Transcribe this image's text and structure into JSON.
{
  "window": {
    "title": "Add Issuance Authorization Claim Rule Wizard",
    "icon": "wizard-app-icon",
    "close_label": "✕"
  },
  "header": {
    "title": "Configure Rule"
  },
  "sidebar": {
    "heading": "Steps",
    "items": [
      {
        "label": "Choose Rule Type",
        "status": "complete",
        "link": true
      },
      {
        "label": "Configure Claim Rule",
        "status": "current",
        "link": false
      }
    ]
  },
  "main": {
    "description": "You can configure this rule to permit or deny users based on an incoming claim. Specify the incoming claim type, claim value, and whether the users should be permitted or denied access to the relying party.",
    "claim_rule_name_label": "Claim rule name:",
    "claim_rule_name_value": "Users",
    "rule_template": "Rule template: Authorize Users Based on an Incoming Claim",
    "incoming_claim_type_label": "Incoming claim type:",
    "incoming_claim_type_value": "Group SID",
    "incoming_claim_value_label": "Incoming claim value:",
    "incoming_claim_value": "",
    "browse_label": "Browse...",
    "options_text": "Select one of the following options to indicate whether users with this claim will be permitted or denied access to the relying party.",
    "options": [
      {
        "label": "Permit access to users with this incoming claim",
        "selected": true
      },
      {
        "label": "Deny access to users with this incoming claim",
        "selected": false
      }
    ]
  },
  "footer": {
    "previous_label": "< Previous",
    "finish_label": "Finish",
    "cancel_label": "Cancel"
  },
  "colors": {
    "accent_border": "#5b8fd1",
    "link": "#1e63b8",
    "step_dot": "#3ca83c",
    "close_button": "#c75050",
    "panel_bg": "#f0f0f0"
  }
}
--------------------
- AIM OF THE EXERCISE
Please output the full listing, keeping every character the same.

- SOLUTION
Transcribe this image's text and structure into JSON.
{
  "window": {
    "title": "Add Issuance Authorization Claim Rule Wizard",
    "icon": "wizard-app-icon",
    "close_label": "✕"
  },
  "header": {
    "title": "Configure Rule"
  },
  "sidebar": {
    "heading": "Steps",
    "items": [
      {
        "label": "Choose Rule Type",
        "status": "complete",
        "link": true
      },
      {
        "label": "Configure Claim Rule",
        "status": "current",
        "link": false
      }
    ]
  },
  "main": {
    "description": "You can configure this rule to permit or deny users based on an incoming claim. Specify the incoming claim type, claim value, and whether the users should be permitted or denied access to the relying party.",
    "claim_rule_name_label": "Claim rule name:",
    "claim_rule_name_value": "Users",
    "rule_template": "Rule template: Authorize Users Based on an Incoming Claim",
    "incoming_claim_type_label": "Incoming claim type:",
    "incoming_claim_type_value": "Group SID",
    "incoming_claim_value_label": "Incoming claim value:",
    "incoming_claim_value": "",
    "browse_label": "Browse...",
    "options_text": "Select one of the following options to indicate whether users with this claim will be permitted or denied access to the relying party.",
    "options": [
      {
        "label": "Permit access to users with this incoming claim",
        "selected": true
      },
      {
        "label": "Deny access to users with this incoming claim",
        "selected": false
      }
    ]
  },
  "footer": {
    "previous_label": "< Previous",
    "finish_label": "Finish",
    "cancel_label": "Cancel"
  },
  "colors": {
    "accent_border": "#5b8fd1",
    "link": "#1e63b8",
    "step_dot": "#3ca83c",
    "close_button": "#c75050",
    "panel_bg": "#f0f0f0"
  }
}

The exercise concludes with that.